### Work instruction
Your response should consist of every record, exactly as given.

== == ==

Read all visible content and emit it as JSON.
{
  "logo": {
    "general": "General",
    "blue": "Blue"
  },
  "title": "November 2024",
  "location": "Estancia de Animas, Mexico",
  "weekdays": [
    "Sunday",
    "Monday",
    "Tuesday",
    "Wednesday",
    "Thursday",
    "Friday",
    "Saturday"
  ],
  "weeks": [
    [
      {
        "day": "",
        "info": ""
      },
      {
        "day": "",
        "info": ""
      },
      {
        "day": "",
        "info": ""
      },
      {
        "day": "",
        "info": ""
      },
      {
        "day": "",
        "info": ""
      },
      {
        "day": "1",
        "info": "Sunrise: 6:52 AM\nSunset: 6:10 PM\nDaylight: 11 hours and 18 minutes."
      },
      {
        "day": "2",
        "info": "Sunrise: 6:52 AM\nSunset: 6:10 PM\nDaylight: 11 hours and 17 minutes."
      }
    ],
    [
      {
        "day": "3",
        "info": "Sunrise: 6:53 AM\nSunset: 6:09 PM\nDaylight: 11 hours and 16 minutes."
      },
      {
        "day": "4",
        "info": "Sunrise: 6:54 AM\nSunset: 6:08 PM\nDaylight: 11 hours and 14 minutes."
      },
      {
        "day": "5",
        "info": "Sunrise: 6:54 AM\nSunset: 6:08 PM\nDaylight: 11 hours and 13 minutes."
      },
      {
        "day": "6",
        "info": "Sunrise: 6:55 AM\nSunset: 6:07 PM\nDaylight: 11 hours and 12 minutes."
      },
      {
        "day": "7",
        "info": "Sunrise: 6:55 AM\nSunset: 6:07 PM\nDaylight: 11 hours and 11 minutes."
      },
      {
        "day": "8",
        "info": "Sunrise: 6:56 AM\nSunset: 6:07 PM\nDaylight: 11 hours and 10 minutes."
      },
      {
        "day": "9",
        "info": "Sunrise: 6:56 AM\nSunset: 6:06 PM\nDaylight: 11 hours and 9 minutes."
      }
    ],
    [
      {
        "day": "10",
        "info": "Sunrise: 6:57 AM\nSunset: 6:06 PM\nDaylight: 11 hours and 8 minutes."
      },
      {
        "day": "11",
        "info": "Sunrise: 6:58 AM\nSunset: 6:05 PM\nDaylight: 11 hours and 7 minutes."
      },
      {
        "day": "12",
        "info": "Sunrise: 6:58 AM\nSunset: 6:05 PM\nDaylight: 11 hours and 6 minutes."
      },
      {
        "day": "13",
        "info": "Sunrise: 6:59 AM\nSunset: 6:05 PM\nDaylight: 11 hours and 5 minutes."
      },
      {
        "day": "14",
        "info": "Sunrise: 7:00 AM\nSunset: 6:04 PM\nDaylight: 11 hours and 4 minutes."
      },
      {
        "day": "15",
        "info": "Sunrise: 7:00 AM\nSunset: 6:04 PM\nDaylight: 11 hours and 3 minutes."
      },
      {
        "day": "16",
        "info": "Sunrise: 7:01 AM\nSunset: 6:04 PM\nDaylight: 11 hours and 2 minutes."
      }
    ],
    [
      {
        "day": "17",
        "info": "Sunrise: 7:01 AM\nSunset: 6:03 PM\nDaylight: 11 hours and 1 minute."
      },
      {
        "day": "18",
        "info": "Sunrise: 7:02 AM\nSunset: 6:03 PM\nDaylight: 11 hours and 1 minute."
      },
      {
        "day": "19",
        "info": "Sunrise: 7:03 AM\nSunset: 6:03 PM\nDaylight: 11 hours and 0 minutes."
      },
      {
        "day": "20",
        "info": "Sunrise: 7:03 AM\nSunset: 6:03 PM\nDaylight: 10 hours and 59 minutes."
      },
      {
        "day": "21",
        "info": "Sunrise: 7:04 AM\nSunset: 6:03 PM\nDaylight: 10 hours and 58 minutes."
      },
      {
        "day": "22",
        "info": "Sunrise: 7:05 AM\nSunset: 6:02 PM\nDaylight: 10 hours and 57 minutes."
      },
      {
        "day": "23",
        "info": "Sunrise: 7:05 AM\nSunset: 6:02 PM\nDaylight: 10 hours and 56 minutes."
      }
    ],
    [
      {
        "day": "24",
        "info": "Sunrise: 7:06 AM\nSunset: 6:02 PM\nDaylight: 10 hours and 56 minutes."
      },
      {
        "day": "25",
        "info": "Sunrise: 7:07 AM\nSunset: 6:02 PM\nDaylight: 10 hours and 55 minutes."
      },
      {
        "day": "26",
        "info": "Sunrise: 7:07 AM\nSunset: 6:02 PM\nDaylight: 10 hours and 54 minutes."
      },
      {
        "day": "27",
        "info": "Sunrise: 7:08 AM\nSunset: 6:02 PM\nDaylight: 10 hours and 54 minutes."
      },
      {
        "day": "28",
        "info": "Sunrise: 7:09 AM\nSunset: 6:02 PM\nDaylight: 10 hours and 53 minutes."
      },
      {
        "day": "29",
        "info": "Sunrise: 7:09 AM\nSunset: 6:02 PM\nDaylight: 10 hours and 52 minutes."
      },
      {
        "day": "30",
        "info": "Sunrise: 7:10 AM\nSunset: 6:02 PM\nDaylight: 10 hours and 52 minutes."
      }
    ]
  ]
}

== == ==

### Output of the exercise
Read all visible content and emit it as JSON.
{
  "logo": {
    "general": "General",
    "blue": "Blue"
  },
  "title": "November 2024",
  "location": "Estancia de Animas, Mexico",
  "weekdays": [
    "Sunday",
    "Monday",
    "Tuesday",
    "Wednesday",
    "Thursday",
    "Friday",
    "Saturday"
  ],
  "weeks": [
    [
      {
        "day": "",
        "info": ""
      },
      {
        "day": "",
        "info": ""
      },
      {
        "day": "",
        "info": ""
      },
      {
        "day": "",
        "info": ""
      },
      {
        "day": "",
        "info": ""
      },
      {
        "day": "1",
        "info": "Sunrise: 6:52 AM\nSunset: 6:10 PM\nDaylight: 11 hours and 18 minutes."
      },
      {
        "day": "2",
        "info": "Sunrise: 6:52 AM\nSunset: 6:10 PM\nDaylight: 11 hours and 17 minutes."
      }
    ],
    [
      {
        "day": "3",
        "info": "Sunrise: 6:53 AM\nSunset: 6:09 PM\nDaylight: 11 hours and 16 minutes."
      },
      {
        "day": "4",
        "info": "Sunrise: 6:54 AM\nSunset: 6:08 PM\nDaylight: 11 hours and 14 minutes."
      },
      {
        "day": "5",
        "info": "Sunrise: 6:54 AM\nSunset: 6:08 PM\nDaylight: 11 hours and 13 minutes."
      },
      {
        "day": "6",
        "info": "Sunrise: 6:55 AM\nSunset: 6:07 PM\nDaylight: 11 hours and 12 minutes."
      },
      {
        "day": "7",
        "info": "Sunrise: 6:55 AM\nSunset: 6:07 PM\nDaylight: 11 hours and 11 minutes."
      },
      {
        "day": "8",
        "info": "Sunrise: 6:56 AM\nSunset: 6:07 PM\nDaylight: 11 hours and 10 minutes."
      },
      {
        "day": "9",
        "info": "Sunrise: 6:56 AM\nSunset: 6:06 PM\nDaylight: 11 hours and 9 minutes."
      }
    ],
    [
      {
        "day": "10",
        "info": "Sunrise: 6:57 AM\nSunset: 6:06 PM\nDaylight: 11 hours and 8 minutes."
      },
      {
        "day": "11",
        "info": "Sunrise: 6:58 AM\nSunset: 6:05 PM\nDaylight: 11 hours and 7 minutes."
      },
      {
        "day": "12",
        "info": "Sunrise: 6:58 AM\nSunset: 6:05 PM\nDaylight: 11 hours and 6 minutes."
      },
      {
        "day": "13",
        "info": "Sunrise: 6:59 AM\nSunset: 6:05 PM\nDaylight: 11 hours and 5 minutes."
      },
      {
        "day": "14",
        "info": "Sunrise: 7:00 AM\nSunset: 6:04 PM\nDaylight: 11 hours and 4 minutes."
      },
      {
        "day": "15",
        "info": "Sunrise: 7:00 AM\nSunset: 6:04 PM\nDaylight: 11 hours and 3 minutes."
      },
      {
        "day": "16",
        "info": "Sunrise: 7:01 AM\nSunset: 6:04 PM\nDaylight: 11 hours and 2 minutes."
      }
    ],
    [
      {
        "day": "17",
        "info": "Sunrise: 7:01 AM\nSunset: 6:03 PM\nDaylight: 11 hours and 1 minute."
      },
      {
        "day": "18",
        "info": "Sunrise: 7:02 AM\nSunset: 6:03 PM\nDaylight: 11 hours and 1 minute."
      },
      {
        "day": "19",
        "info": "Sunrise: 7:03 AM\nSunset: 6:03 PM\nDaylight: 11 hours and 0 minutes."
      },
      {
        "day": "20",
        "info": "Sunrise: 7:03 AM\nSunset: 6:03 PM\nDaylight: 10 hours and 59 minutes."
      },
      {
        "day": "21",
        "info": "Sunrise: 7:04 AM\nSunset: 6:03 PM\nDaylight: 10 hours and 58 minutes."
      },
      {
        "day": "22",
        "info": "Sunrise: 7:05 AM\nSunset: 6:02 PM\nDaylight: 10 hours and 57 minutes."
      },
      {
        "day": "23",
        "info": "Sunrise: 7:05 AM\nSunset: 6:02 PM\nDaylight: 10 hours and 56 minutes."
      }
    ],
    [
      {
        "day": "24",
        "info": "Sunrise: 7:06 AM\nSunset: 6:02 PM\nDaylight: 10 hours and 56 minutes."
      },
      {
        "day": "25",
        "info": "Sunrise: 7:07 AM\nSunset: 6:02 PM\nDaylight: 10 hours and 55 minutes."
      },
      {
        "day": "26",
        "info": "Sunrise: 7:07 AM\nSunset: 6:02 PM\nDaylight: 10 hours and 54 minutes."
      },
      {
        "day": "27",
        "info": "Sunrise: 7:08 AM\nSunset: 6:02 PM\nDaylight: 10 hours and 54 minutes."
      },
      {
        "day": "28",
        "info": "Sunrise: 7:09 AM\nSunset: 6:02 PM\nDaylight: 10 hours and 53 minutes."
      },
      {
        "day": "29",
        "info": "Sunrise: 7:09 AM\nSunset: 6:02 PM\nDaylight: 10 hours and 52 minutes."
      },
      {
        "day": "30",
        "info": "Sunrise: 7:10 AM\nSunset: 6:02 PM\nDaylight: 10 hours and 52 minutes."
      }
    ]
  ]
}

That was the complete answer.